# Records supplied
= = = = =

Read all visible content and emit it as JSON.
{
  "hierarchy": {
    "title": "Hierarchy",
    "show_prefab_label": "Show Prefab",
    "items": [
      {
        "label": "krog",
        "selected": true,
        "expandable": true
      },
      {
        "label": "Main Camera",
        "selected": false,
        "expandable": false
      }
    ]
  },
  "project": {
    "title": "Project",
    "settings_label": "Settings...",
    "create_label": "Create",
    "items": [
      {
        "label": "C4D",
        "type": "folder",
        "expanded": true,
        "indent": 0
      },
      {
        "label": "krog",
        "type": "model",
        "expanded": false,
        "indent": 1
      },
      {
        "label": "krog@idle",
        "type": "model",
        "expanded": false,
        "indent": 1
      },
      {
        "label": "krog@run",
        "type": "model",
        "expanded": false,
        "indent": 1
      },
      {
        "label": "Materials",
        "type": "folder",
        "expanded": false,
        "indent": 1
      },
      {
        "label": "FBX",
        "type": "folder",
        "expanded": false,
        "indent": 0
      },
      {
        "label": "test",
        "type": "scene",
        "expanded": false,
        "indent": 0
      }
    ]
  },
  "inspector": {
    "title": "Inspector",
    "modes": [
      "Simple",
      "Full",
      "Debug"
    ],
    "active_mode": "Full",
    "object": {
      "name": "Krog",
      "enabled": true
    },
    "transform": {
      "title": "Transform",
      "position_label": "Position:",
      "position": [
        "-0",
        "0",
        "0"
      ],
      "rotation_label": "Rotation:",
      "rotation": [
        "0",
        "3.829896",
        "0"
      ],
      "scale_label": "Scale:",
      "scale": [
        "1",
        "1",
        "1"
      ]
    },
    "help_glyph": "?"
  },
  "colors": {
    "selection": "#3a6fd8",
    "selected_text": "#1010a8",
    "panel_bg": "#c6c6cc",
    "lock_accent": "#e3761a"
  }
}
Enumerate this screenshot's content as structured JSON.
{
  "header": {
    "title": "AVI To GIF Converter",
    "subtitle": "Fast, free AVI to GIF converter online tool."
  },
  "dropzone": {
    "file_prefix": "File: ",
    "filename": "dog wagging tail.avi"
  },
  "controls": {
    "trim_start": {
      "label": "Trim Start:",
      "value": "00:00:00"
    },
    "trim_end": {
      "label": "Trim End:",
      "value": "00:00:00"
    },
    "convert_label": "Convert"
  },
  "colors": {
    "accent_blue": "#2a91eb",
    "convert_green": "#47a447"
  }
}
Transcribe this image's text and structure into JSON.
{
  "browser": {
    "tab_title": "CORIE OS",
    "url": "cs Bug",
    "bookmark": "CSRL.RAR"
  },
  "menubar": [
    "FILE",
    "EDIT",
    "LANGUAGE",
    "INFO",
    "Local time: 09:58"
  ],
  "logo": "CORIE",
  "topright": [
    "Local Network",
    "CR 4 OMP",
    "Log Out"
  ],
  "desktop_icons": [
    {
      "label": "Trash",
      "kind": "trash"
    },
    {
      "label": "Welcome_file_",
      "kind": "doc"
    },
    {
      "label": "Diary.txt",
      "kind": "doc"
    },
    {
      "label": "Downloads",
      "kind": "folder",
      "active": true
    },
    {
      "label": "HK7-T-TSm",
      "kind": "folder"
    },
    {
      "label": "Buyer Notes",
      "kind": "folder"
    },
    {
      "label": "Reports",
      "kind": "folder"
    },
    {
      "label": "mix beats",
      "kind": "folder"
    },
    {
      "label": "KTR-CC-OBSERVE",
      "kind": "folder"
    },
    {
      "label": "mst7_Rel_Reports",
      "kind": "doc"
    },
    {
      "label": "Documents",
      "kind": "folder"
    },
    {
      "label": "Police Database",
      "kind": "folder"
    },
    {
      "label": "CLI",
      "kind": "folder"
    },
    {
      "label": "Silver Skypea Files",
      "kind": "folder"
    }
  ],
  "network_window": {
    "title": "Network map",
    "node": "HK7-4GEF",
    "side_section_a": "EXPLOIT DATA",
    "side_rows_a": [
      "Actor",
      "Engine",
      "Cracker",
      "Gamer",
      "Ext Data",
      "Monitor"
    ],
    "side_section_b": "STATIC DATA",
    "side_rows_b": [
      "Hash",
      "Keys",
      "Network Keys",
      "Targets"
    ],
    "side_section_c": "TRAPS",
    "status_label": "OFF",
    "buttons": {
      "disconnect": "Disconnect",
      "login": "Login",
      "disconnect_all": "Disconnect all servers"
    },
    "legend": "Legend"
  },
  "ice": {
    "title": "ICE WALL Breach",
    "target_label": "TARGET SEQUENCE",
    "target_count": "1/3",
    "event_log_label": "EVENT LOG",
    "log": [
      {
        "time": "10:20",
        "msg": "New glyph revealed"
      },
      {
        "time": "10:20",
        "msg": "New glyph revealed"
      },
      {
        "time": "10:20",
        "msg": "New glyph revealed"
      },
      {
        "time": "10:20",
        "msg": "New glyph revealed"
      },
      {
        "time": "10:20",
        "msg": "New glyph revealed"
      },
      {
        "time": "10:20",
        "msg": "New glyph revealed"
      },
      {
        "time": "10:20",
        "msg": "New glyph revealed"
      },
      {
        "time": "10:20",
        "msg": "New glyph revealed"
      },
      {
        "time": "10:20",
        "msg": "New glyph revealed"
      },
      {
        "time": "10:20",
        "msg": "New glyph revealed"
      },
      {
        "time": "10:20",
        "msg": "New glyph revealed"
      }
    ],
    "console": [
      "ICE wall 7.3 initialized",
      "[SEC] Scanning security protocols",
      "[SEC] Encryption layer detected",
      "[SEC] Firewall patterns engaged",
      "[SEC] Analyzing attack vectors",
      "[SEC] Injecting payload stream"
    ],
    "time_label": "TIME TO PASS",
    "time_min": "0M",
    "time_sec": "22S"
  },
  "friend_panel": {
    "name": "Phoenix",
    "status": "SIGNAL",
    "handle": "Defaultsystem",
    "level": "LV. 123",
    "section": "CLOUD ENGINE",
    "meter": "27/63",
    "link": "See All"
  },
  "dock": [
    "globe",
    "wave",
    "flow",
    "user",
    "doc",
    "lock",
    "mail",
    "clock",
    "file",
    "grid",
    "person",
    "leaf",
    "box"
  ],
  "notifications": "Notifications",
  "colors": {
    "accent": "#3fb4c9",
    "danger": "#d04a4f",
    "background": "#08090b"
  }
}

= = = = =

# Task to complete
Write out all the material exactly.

# Task answer
Read all visible content and emit it as JSON.
{
  "hierarchy": {
    "title": "Hierarchy",
    "show_prefab_label": "Show Prefab",
    "items": [
      {
        "label": "krog",
        "selected": true,
        "expandable": true
      },
      {
        "label": "Main Camera",
        "selected": false,
        "expandable": false
      }
    ]
  },
  "project": {
    "title": "Project",
    "settings_label": "Settings...",
    "create_label": "Create",
    "items": [
      {
        "label": "C4D",
        "type": "folder",
        "expanded": true,
        "indent": 0
      },
      {
        "label": "krog",
        "type": "model",
        "expanded": false,
        "indent": 1
      },
      {
        "label": "krog@idle",
        "type": "model",
        "expanded": false,
        "indent": 1
      },
      {
        "label": "krog@run",
        "type": "model",
        "expanded": false,
        "indent": 1
      },
      {
        "label": "Materials",
        "type": "folder",
        "expanded": false,
        "indent": 1
      },
      {
        "label": "FBX",
        "type": "folder",
        "expanded": false,
        "indent": 0
      },
      {
        "label": "test",
        "type": "scene",
        "expanded": false,
        "indent": 0
      }
    ]
  },
  "inspector": {
    "title": "Inspector",
    "modes": [
      "Simple",
      "Full",
      "Debug"
    ],
    "active_mode": "Full",
    "object": {
      "name": "Krog",
      "enabled": true
    },
    "transform": {
      "title": "Transform",
      "position_label": "Position:",
      "position": [
        "-0",
        "0",
        "0"
      ],
      "rotation_label": "Rotation:",
      "rotation": [
        "0",
        "3.829896",
        "0"
      ],
      "scale_label": "Scale:",
      "scale": [
        "1",
        "1",
        "1"
      ]
    },
    "help_glyph": "?"
  },
  "colors": {
    "selection": "#3a6fd8",
    "selected_text": "#1010a8",
    "panel_bg": "#c6c6cc",
    "lock_accent": "#e3761a"
  }
}
Enumerate this screenshot's content as structured JSON.
{
  "header": {
    "title": "AVI To GIF Converter",
    "subtitle": "Fast, free AVI to GIF converter online tool."
  },
  "dropzone": {
    "file_prefix": "File: ",
    "filename": "dog wagging tail.avi"
  },
  "controls": {
    "trim_start": {
      "label": "Trim Start:",
      "value": "00:00:00"
    },
    "trim_end": {
      "label": "Trim End:",
      "value": "00:00:00"
    },
    "convert_label": "Convert"
  },
  "colors": {
    "accent_blue": "#2a91eb",
    "convert_green": "#47a447"
  }
}
Transcribe this image's text and structure into JSON.
{
  "browser": {
    "tab_title": "CORIE OS",
    "url": "cs Bug",
    "bookmark": "CSRL.RAR"
  },
  "menubar": [
    "FILE",
    "EDIT",
    "LANGUAGE",
    "INFO",
    "Local time: 09:58"
  ],
  "logo": "CORIE",
  "topright": [
    "Local Network",
    "CR 4 OMP",
    "Log Out"
  ],
  "desktop_icons": [
    {
      "label": "Trash",
      "kind": "trash"
    },
    {
      "label": "Welcome_file_",
      "kind": "doc"
    },
    {
      "label": "Diary.txt",
      "kind": "doc"
    },
    {
      "label": "Downloads",
      "kind": "folder",
      "active": true
    },
    {
      "label": "HK7-T-TSm",
      "kind": "folder"
    },
    {
      "label": "Buyer Notes",
      "kind": "folder"
    },
    {
      "label": "Reports",
      "kind": "folder"
    },
    {
      "label": "mix beats",
      "kind": "folder"
    },
    {
      "label": "KTR-CC-OBSERVE",
      "kind": "folder"
    },
    {
      "label": "mst7_Rel_Reports",
      "kind": "doc"
    },
    {
      "label": "Documents",
      "kind": "folder"
    },
    {
      "label": "Police Database",
      "kind": "folder"
    },
    {
      "label": "CLI",
      "kind": "folder"
    },
    {
      "label": "Silver Skypea Files",
      "kind": "folder"
    }
  ],
  "network_window": {
    "title": "Network map",
    "node": "HK7-4GEF",
    "side_section_a": "EXPLOIT DATA",
    "side_rows_a": [
      "Actor",
      "Engine",
      "Cracker",
      "Gamer",
      "Ext Data",
      "Monitor"
    ],
    "side_section_b": "STATIC DATA",
    "side_rows_b": [
      "Hash",
      "Keys",
      "Network Keys",
      "Targets"
    ],
    "side_section_c": "TRAPS",
    "status_label": "OFF",
    "buttons": {
      "disconnect": "Disconnect",
      "login": "Login",
      "disconnect_all": "Disconnect all servers"
    },
    "legend": "Legend"
  },
  "ice": {
    "title": "ICE WALL Breach",
    "target_label": "TARGET SEQUENCE",
    "target_count": "1/3",
    "event_log_label": "EVENT LOG",
    "log": [
      {
        "time": "10:20",
        "msg": "New glyph revealed"
      },
      {
        "time": "10:20",
        "msg": "New glyph revealed"
      },
      {
        "time": "10:20",
        "msg": "New glyph revealed"
      },
      {
        "time": "10:20",
        "msg": "New glyph revealed"
      },
      {
        "time": "10:20",
        "msg": "New glyph revealed"
      },
      {
        "time": "10:20",
        "msg": "New glyph revealed"
      },
      {
        "time": "10:20",
        "msg": "New glyph revealed"
      },
      {
        "time": "10:20",
        "msg": "New glyph revealed"
      },
      {
        "time": "10:20",
        "msg": "New glyph revealed"
      },
      {
        "time": "10:20",
        "msg": "New glyph revealed"
      },
      {
        "time": "10:20",
        "msg": "New glyph revealed"
      }
    ],
    "console": [
      "ICE wall 7.3 initialized",
      "[SEC] Scanning security protocols",
      "[SEC] Encryption layer detected",
      "[SEC] Firewall patterns engaged",
      "[SEC] Analyzing attack vectors",
      "[SEC] Injecting payload stream"
    ],
    "time_label": "TIME TO PASS",
    "time_min": "0M",
    "time_sec": "22S"
  },
  "friend_panel": {
    "name": "Phoenix",
    "status": "SIGNAL",
    "handle": "Defaultsystem",
    "level": "LV. 123",
    "section": "CLOUD ENGINE",
    "meter": "27/63",
    "link": "See All"
  },
  "dock": [
    "globe",
    "wave",
    "flow",
    "user",
    "doc",
    "lock",
    "mail",
    "clock",
    "file",
    "grid",
    "person",
    "leaf",
    "box"
  ],
  "notifications": "Notifications",
  "colors": {
    "accent": "#3fb4c9",
    "danger": "#d04a4f",
    "background": "#08090b"
  }
}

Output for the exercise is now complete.